In the first event of its kind in the UK, the Army Engagement Group was invited by religious leaders from the Minhaj-ul-Quran mosque in Nelson to give a presentation to those attending evening prayers.
The group, which tours the country explaining the Army’s role to various audiences, then faced a question and answer session at the Carr Street centre, which dealt with subjects such as the effects of conflict on civilians and career opportunities in the military.
Earlier in the day they had also visited Tauheedul Islam Girls’ High School and Sixth Form College and Tauheedul Islam Boys’ School in Blackburn.
Col Philip Harrison, deputy commander of 42nd Infantry Brigade, said: “It’s important that we talk with communities in our region so that we better understand their perspectives and they have a better idea about our role in society.
“It’s clear from the questions we were asked after our presentation, and the discussion we had over our meal, that everyone found the evening helpful and informative.
“But this is just a starting point for us and I’m looking forward to more opportunities to meet with many members of the Muslim community, and other faiths, across the North West.”
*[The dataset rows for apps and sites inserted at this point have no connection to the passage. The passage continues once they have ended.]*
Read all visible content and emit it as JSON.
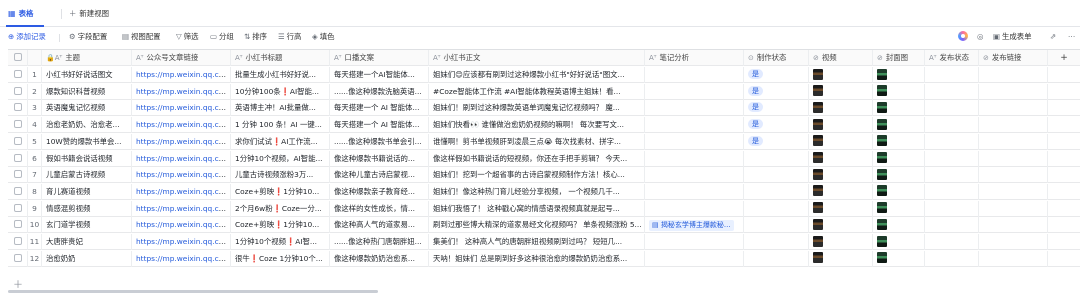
{
  "tabs": {
    "active_label": "表格",
    "new_view_label": "新建视图"
  },
  "toolbar": {
    "add_record": "添加记录",
    "field_config": "字段配置",
    "view_config": "视图配置",
    "filter": "筛选",
    "group": "分组",
    "sort": "排序",
    "row_height": "行高",
    "fill_color": "填色",
    "generate_form": "生成表单"
  },
  "columns": [
    {
      "label": "主题",
      "icon": "text-lock-icon"
    },
    {
      "label": "公众号文章链接",
      "icon": "text-icon"
    },
    {
      "label": "小红书标题",
      "icon": "text-icon"
    },
    {
      "label": "口播文案",
      "icon": "text-icon"
    },
    {
      "label": "小红书正文",
      "icon": "text-icon"
    },
    {
      "label": "笔记分析",
      "icon": "text-icon"
    },
    {
      "label": "制作状态",
      "icon": "status-icon"
    },
    {
      "label": "视频",
      "icon": "attachment-icon"
    },
    {
      "label": "封面图",
      "icon": "attachment-icon"
    },
    {
      "label": "发布状态",
      "icon": "text-icon"
    },
    {
      "label": "发布链接",
      "icon": "link-icon"
    }
  ],
  "rows": [
    {
      "num": "1",
      "theme": "小红书好好说话图文",
      "link": "https://mp.weixin.qq.co...",
      "title": "批量生成小红书好好说...",
      "copy": "每天搭建一个AI智能体...",
      "body": "姐妹们😊应该都有刷到过这种爆款小红书\"好好说话\"图文...",
      "analysis": "",
      "status": "是",
      "video": "dark",
      "cover": "green",
      "pub_status": "",
      "pub_link": ""
    },
    {
      "num": "2",
      "theme": "爆款知识科普视频",
      "link": "https://mp.weixin.qq.co...",
      "title": "10分钟100条❗AI智能...",
      "copy": "......像这种爆款洗脑英语...",
      "body": "#Coze智能体工作流 #AI智能体教程英语博主姐妹！看...",
      "analysis": "",
      "status": "是",
      "video": "dark",
      "cover": "green",
      "pub_status": "",
      "pub_link": ""
    },
    {
      "num": "3",
      "theme": "英语魔鬼记忆视频",
      "link": "https://mp.weixin.qq.co...",
      "title": "英语博主冲！AI批量做...",
      "copy": "每天搭建一个 AI 智能体...",
      "body": "姐妹们！刷到过这种爆款英语单词魔鬼记忆视频吗？ 魔...",
      "analysis": "",
      "status": "是",
      "video": "dark",
      "cover": "green",
      "pub_status": "",
      "pub_link": ""
    },
    {
      "num": "4",
      "theme": "治愈老奶奶、治愈老...",
      "link": "https://mp.weixin.qq.co...",
      "title": "1 分钟 100 条！AI 一键...",
      "copy": "每天搭建一个 AI 智能体...",
      "body": "姐妹们快看👀 谁懂做治愈奶奶视频的嘛啊！ 每次要写文...",
      "analysis": "",
      "status": "是",
      "video": "dark",
      "cover": "green",
      "pub_status": "",
      "pub_link": ""
    },
    {
      "num": "5",
      "theme": "10W赞的爆款书单会...",
      "link": "https://mp.weixin.qq.co...",
      "title": "求你们试试❗AI工作流...",
      "copy": "......像这种爆款书单会引...",
      "body": "谁懂啊！剪书单视频肝到凌晨三点😭 每次找素材、拼字...",
      "analysis": "",
      "status": "是",
      "video": "dark",
      "cover": "green",
      "pub_status": "",
      "pub_link": ""
    },
    {
      "num": "6",
      "theme": "假如书籍会说话视频",
      "link": "https://mp.weixin.qq.co...",
      "title": "1分钟10个视频，AI智能...",
      "copy": "像这种爆款书籍说话的...",
      "body": "像这样假如书籍说话的短视频，你还在手把手剪辑？ 今天...",
      "analysis": "",
      "status": "",
      "video": "dark",
      "cover": "green",
      "pub_status": "",
      "pub_link": ""
    },
    {
      "num": "7",
      "theme": "儿童启蒙古诗视频",
      "link": "https://mp.weixin.qq.co...",
      "title": "儿童古诗视频涨粉3万...",
      "copy": "像这种儿童古诗启蒙视...",
      "body": "姐妹们！挖到一个超省事的古诗启蒙视频制作方法！核心...",
      "analysis": "",
      "status": "",
      "video": "dark",
      "cover": "green",
      "pub_status": "",
      "pub_link": ""
    },
    {
      "num": "8",
      "theme": "育儿赛道视频",
      "link": "https://mp.weixin.qq.co...",
      "title": "Coze+剪映❗1分钟10...",
      "copy": "像这种爆款亲子教育经...",
      "body": "姐妹们！像这种热门育儿经验分享视频， 一个视频几千...",
      "analysis": "",
      "status": "",
      "video": "dark",
      "cover": "green",
      "pub_status": "",
      "pub_link": ""
    },
    {
      "num": "9",
      "theme": "情感混剪视频",
      "link": "https://mp.weixin.qq.co...",
      "title": "2个月6w粉❗Coze一分...",
      "copy": "像这样的女性成长，情...",
      "body": "姐妹们我悟了！ 这种戳心窝的情感语录视频真就是起号...",
      "analysis": "",
      "status": "",
      "video": "dark",
      "cover": "green",
      "pub_status": "",
      "pub_link": ""
    },
    {
      "num": "10",
      "theme": "玄门道学视频",
      "link": "https://mp.weixin.qq.co...",
      "title": "Coze+剪映❗1分钟10...",
      "copy": "像这种高人气的道家易...",
      "body": "刷到过那些博大精深的道家易经文化视频吗？ 单条视频涨粉 5...",
      "analysis": "揭秘玄学博主爆款秘...",
      "status": "",
      "video": "dark",
      "cover": "green",
      "pub_status": "",
      "pub_link": ""
    },
    {
      "num": "11",
      "theme": "大唐胖贵妃",
      "link": "https://mp.weixin.qq.co...",
      "title": "1分钟10个视频❗AI智...",
      "copy": "......像这种热门唐朝胖妞...",
      "body": "集美们！ 这种高人气的唐朝胖妞视频刷到过吗？ 短短几...",
      "analysis": "",
      "status": "",
      "video": "dark",
      "cover": "green",
      "pub_status": "",
      "pub_link": ""
    },
    {
      "num": "12",
      "theme": "治愈奶奶",
      "link": "https://mp.weixin.qq.co...",
      "title": "很牛❗Coze 1分钟10个...",
      "copy": "像这种爆款奶奶治愈系...",
      "body": "天呐！姐妹们 总是刷到好多这种很治愈的爆款奶奶治愈系...",
      "analysis": "",
      "status": "",
      "video": "dark",
      "cover": "green",
      "pub_status": "",
      "pub_link": ""
    }
  ]
}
General secretary of Minhaj-ul-Quran International (UK), Moazzam Raza, described the event as “informative”, adding: “It’s very important that local communities understand the services that the civilian and state institutions provide for the nation, the challenges they face and support they require.
“It is equally important that the great institutions of our country understand our diverse communities and serve them accordingly.”
Faz Patel, who works with the Duke of Lancaster’s Regiment, said: “We have had a great day.
“It was quite something for ours to be the first mosque in the country to host a visit by the Army Engagement Group.”